We all know by now the perils of proclaiming a winner before all of the votes have been cast, but with the possible future of high-resolution audio and video data storage at stake, the temptation to call it early is great.
First, a prediction: some day we'll buy the nearly complete music library and the player will be free. Imagine getting a player pre-loaded with most songs in your favorite genre already installed, with room left over to add more and a subscription service for instant updates. Imagine even being able to buy the high-resolution library.
DualDisc has apparently stumbled hard right out of the gate. Earlier this year, test marketing of the DualDisc in Boston and Seattle indicated that music fans would eagerly accept the new format, one that combines standard Compact Disc audio content on one side with DVD (audio and video) on the other.
The surging popularity of portable music players has been a boon to makers of accessories for them, especially earphones. Many music fans travel for business, requiring long hours in noisy airplanes and other forms of mass transit, and earphones that offer the added benefit of blocking or reducing noise are always desirable.
Grokster, Ltd. plans to expand its Internet file-sharing services to include leveraging users' computers as sources for music streaming, according to news reports from Silicon Valley on Monday, November 15.

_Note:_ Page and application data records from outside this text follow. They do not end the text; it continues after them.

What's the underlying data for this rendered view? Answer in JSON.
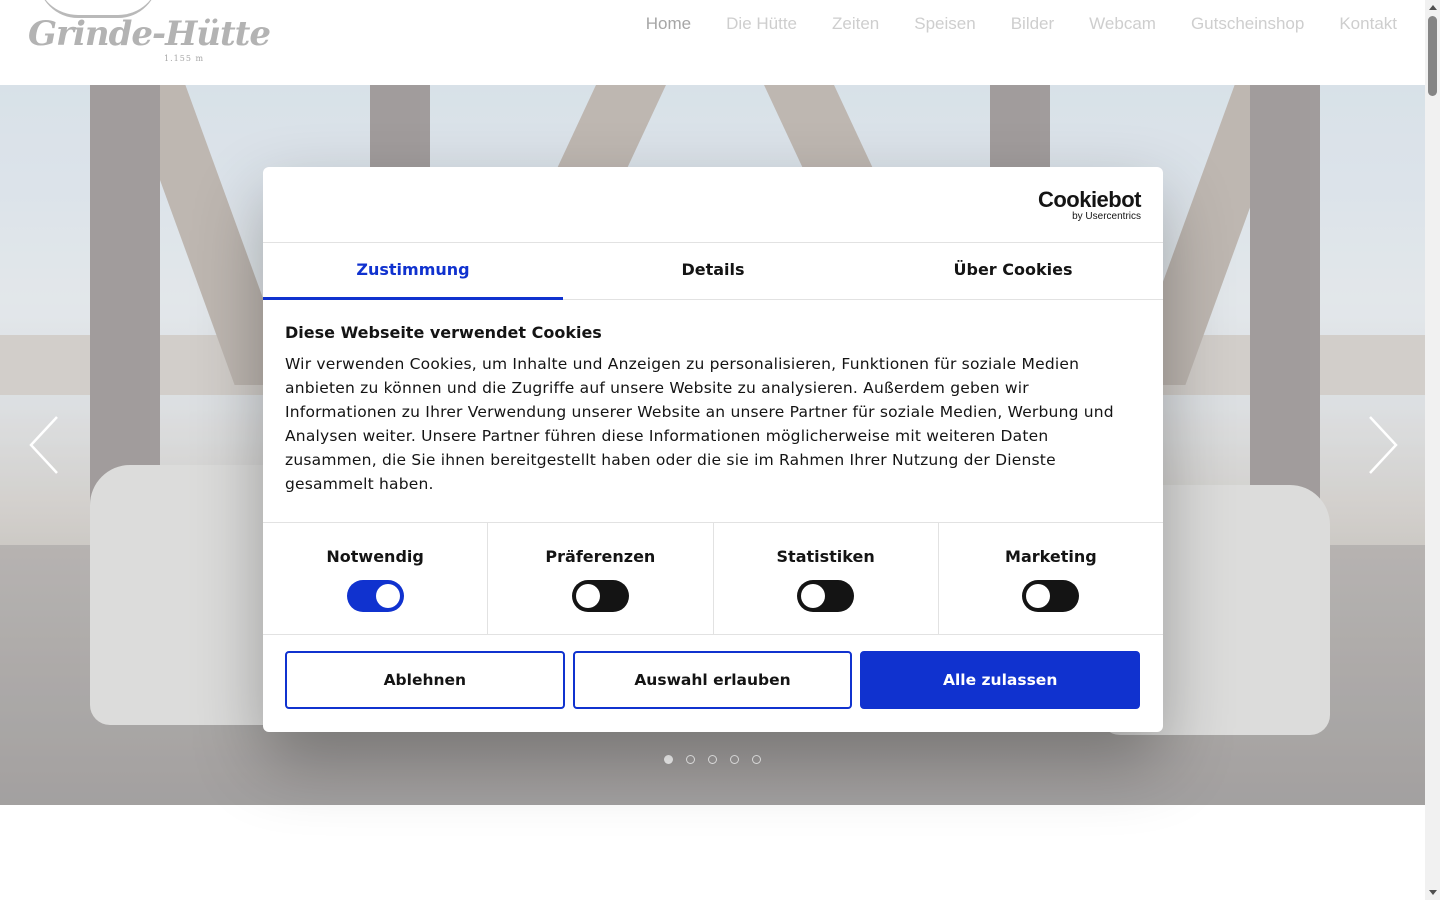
{
  "header": {
    "logo_text": "Grinde-Hütte",
    "logo_sub": "1.155 m",
    "nav": [
      {
        "label": "Home"
      },
      {
        "label": "Die Hütte"
      },
      {
        "label": "Zeiten"
      },
      {
        "label": "Speisen"
      },
      {
        "label": "Bilder"
      },
      {
        "label": "Webcam"
      },
      {
        "label": "Gutscheinshop"
      },
      {
        "label": "Kontakt"
      }
    ],
    "active_nav": "Home"
  },
  "hero": {
    "slide_count": 5,
    "active_slide": 1,
    "prev_icon": "chevron-left-icon",
    "next_icon": "chevron-right-icon"
  },
  "cookie_dialog": {
    "brand": "Cookiebot",
    "brand_by": "by Usercentrics",
    "tabs": [
      {
        "label": "Zustimmung"
      },
      {
        "label": "Details"
      },
      {
        "label": "Über Cookies"
      }
    ],
    "active_tab": "Zustimmung",
    "title": "Diese Webseite verwendet Cookies",
    "text": "Wir verwenden Cookies, um Inhalte und Anzeigen zu personalisieren, Funktionen für soziale Medien anbieten zu können und die Zugriffe auf unsere Website zu analysieren. Außerdem geben wir Informationen zu Ihrer Verwendung unserer Website an unsere Partner für soziale Medien, Werbung und Analysen weiter. Unsere Partner führen diese Informationen möglicherweise mit weiteren Daten zusammen, die Sie ihnen bereitgestellt haben oder die sie im Rahmen Ihrer Nutzung der Dienste gesammelt haben.",
    "categories": [
      {
        "label": "Notwendig",
        "enabled": true
      },
      {
        "label": "Präferenzen",
        "enabled": false
      },
      {
        "label": "Statistiken",
        "enabled": false
      },
      {
        "label": "Marketing",
        "enabled": false
      }
    ],
    "buttons": {
      "decline": "Ablehnen",
      "allow_selection": "Auswahl erlauben",
      "allow_all": "Alle zulassen"
    }
  },
  "colors": {
    "accent": "#1032cf",
    "text": "#141414",
    "nav_inactive": "#c8c8c8",
    "nav_active": "#9a9a9a"
  }
}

At nearly simultaneous press receptions in London and New York on November 17, B&W unveiled its new 800 series loudspeakers, the first complete redesign of this respected and venerable line in more than six years. Wisely, the presentation began with cocktails and a surprisingly entertaining technical description of the innovations. The latter offered many reassurances that, although all aspects of the 800 line were examined, no changes were made simply for the sake of change, and the basic design principles withstood this re-examination. Thus, when we were, at last, treated to the displayed speakers themselves, we were not surprised that they greatly resembled their predecessors, and we focused, instead, on the new features.
Karmazin joins Sirius: The satellite radio service gained some serious traction in its recent acquisition of former Viacom, Inc. president Mel Karmazin. Just one month after signing "shock jock" Howard Stern to a multimillion-dollar contract, Sirius signed Karmazin to a five-year contract, bringing him in as its new chief executive officer. Joseph Clayton will relinquish the CEO title but remain chairman of the board. Karmazin departed Viacom in June and began discussions in earnest with Sirius after the satellite service landed Stern, in a move Karmazin described as "brilliant." Karmazin had previously dismissed the potential of satellite radio, but now believes it could be huge—larger, perhaps, than the growth he helped nurture at Infinity Broadcasting, which he took from a few stations to more than 200. Sirius stock rose more than 10% on the day Karmazin's contract was announced.
In the world of digital audio, jitter has been a focus of audiophile attention for well over a decade. It is blamed for many of the sonic ills of which CD and other digital media have been accused. But here's a puzzle: The major source of frequency intermodulation distortion in audio systems—the loudspeaker—has largely escaped such withering inquiry. Why?